Restate each entry word for word. Keep every detail intact.

[Records for this exercise]

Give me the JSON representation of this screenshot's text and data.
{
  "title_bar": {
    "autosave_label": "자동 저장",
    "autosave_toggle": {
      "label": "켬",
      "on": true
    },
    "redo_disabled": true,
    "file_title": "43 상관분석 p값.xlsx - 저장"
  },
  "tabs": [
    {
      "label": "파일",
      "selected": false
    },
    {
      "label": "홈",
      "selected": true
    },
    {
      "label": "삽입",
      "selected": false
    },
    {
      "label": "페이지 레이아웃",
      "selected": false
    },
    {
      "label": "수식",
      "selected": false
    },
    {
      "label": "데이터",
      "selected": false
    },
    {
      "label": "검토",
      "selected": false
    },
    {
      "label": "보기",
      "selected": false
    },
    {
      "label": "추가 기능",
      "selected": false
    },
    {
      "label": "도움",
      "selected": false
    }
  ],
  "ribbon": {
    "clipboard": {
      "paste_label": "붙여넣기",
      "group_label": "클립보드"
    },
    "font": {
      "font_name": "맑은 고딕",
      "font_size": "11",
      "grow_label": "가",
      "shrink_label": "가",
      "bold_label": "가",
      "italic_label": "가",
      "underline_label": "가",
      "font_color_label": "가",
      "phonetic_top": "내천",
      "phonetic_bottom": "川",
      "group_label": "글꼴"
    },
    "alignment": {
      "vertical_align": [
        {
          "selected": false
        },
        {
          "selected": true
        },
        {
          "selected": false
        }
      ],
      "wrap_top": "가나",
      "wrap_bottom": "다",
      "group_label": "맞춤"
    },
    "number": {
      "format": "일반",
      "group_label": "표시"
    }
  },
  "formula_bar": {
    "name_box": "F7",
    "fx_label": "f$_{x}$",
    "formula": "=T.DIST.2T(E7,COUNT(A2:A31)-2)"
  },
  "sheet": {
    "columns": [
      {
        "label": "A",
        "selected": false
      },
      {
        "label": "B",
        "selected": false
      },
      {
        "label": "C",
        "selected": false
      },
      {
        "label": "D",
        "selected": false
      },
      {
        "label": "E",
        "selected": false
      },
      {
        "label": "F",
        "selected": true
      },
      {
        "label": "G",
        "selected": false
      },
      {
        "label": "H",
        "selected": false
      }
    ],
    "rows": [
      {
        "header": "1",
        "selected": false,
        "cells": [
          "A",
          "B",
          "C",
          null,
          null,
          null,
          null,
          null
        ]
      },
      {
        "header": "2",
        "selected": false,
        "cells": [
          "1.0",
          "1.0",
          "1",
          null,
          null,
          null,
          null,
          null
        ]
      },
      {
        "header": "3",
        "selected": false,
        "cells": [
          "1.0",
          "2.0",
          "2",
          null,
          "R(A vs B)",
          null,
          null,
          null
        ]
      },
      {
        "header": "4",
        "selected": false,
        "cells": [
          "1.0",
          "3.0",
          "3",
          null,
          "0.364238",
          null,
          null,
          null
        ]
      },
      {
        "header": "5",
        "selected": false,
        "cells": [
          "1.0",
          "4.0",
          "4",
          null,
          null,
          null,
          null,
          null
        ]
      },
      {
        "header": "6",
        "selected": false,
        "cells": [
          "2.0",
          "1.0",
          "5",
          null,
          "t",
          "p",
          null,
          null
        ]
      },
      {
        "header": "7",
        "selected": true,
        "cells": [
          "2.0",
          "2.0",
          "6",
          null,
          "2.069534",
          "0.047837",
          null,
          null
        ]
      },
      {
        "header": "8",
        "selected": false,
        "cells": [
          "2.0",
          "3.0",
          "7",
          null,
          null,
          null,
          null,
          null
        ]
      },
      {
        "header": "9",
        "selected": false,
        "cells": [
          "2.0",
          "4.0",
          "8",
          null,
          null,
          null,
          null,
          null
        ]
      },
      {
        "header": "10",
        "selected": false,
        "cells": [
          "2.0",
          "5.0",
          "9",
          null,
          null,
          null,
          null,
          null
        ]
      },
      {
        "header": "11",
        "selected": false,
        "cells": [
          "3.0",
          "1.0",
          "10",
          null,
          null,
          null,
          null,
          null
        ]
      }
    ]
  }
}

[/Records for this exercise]

Finished task:
Give me the JSON representation of this screenshot's text and data.
{
  "title_bar": {
    "autosave_label": "자동 저장",
    "autosave_toggle": {
      "label": "켬",
      "on": true
    },
    "redo_disabled": true,
    "file_title": "43 상관분석 p값.xlsx - 저장"
  },
  "tabs": [
    {
      "label": "파일",
      "selected": false
    },
    {
      "label": "홈",
      "selected": true
    },
    {
      "label": "삽입",
      "selected": false
    },
    {
      "label": "페이지 레이아웃",
      "selected": false
    },
    {
      "label": "수식",
      "selected": false
    },
    {
      "label": "데이터",
      "selected": false
    },
    {
      "label": "검토",
      "selected": false
    },
    {
      "label": "보기",
      "selected": false
    },
    {
      "label": "추가 기능",
      "selected": false
    },
    {
      "label": "도움",
      "selected": false
    }
  ],
  "ribbon": {
    "clipboard": {
      "paste_label": "붙여넣기",
      "group_label": "클립보드"
    },
    "font": {
      "font_name": "맑은 고딕",
      "font_size": "11",
      "grow_label": "가",
      "shrink_label": "가",
      "bold_label": "가",
      "italic_label": "가",
      "underline_label": "가",
      "font_color_label": "가",
      "phonetic_top": "내천",
      "phonetic_bottom": "川",
      "group_label": "글꼴"
    },
    "alignment": {
      "vertical_align": [
        {
          "selected": false
        },
        {
          "selected": true
        },
        {
          "selected": false
        }
      ],
      "wrap_top": "가나",
      "wrap_bottom": "다",
      "group_label": "맞춤"
    },
    "number": {
      "format": "일반",
      "group_label": "표시"
    }
  },
  "formula_bar": {
    "name_box": "F7",
    "fx_label": "f$_{x}$",
    "formula": "=T.DIST.2T(E7,COUNT(A2:A31)-2)"
  },
  "sheet": {
    "columns": [
      {
        "label": "A",
        "selected": false
      },
      {
        "label": "B",
        "selected": false
      },
      {
        "label": "C",
        "selected": false
      },
      {
        "label": "D",
        "selected": false
      },
      {
        "label": "E",
        "selected": false
      },
      {
        "label": "F",
        "selected": true
      },
      {
        "label": "G",
        "selected": false
      },
      {
        "label": "H",
        "selected": false
      }
    ],
    "rows": [
      {
        "header": "1",
        "selected": false,
        "cells": [
          "A",
          "B",
          "C",
          null,
          null,
          null,
          null,
          null
        ]
      },
      {
        "header": "2",
        "selected": false,
        "cells": [
          "1.0",
          "1.0",
          "1",
          null,
          null,
          null,
          null,
          null
        ]
      },
      {
        "header": "3",
        "selected": false,
        "cells": [
          "1.0",
          "2.0",
          "2",
          null,
          "R(A vs B)",
          null,
          null,
          null
        ]
      },
      {
        "header": "4",
        "selected": false,
        "cells": [
          "1.0",
          "3.0",
          "3",
          null,
          "0.364238",
          null,
          null,
          null
        ]
      },
      {
        "header": "5",
        "selected": false,
        "cells": [
          "1.0",
          "4.0",
          "4",
          null,
          null,
          null,
          null,
          null
        ]
      },
      {
        "header": "6",
        "selected": false,
        "cells": [
          "2.0",
          "1.0",
          "5",
          null,
          "t",
          "p",
          null,
          null
        ]
      },
      {
        "header": "7",
        "selected": true,
        "cells": [
          "2.0",
          "2.0",
          "6",
          null,
          "2.069534",
          "0.047837",
          null,
          null
        ]
      },
      {
        "header": "8",
        "selected": false,
        "cells": [
          "2.0",
          "3.0",
          "7",
          null,
          null,
          null,
          null,
          null
        ]
      },
      {
        "header": "9",
        "selected": false,
        "cells": [
          "2.0",
          "4.0",
          "8",
          null,
          null,
          null,
          null,
          null
        ]
      },
      {
        "header": "10",
        "selected": false,
        "cells": [
          "2.0",
          "5.0",
          "9",
          null,
          null,
          null,
          null,
          null
        ]
      },
      {
        "header": "11",
        "selected": false,
        "cells": [
          "3.0",
          "1.0",
          "10",
          null,
          null,
          null,
          null,
          null
        ]
      }
    ]
  }
}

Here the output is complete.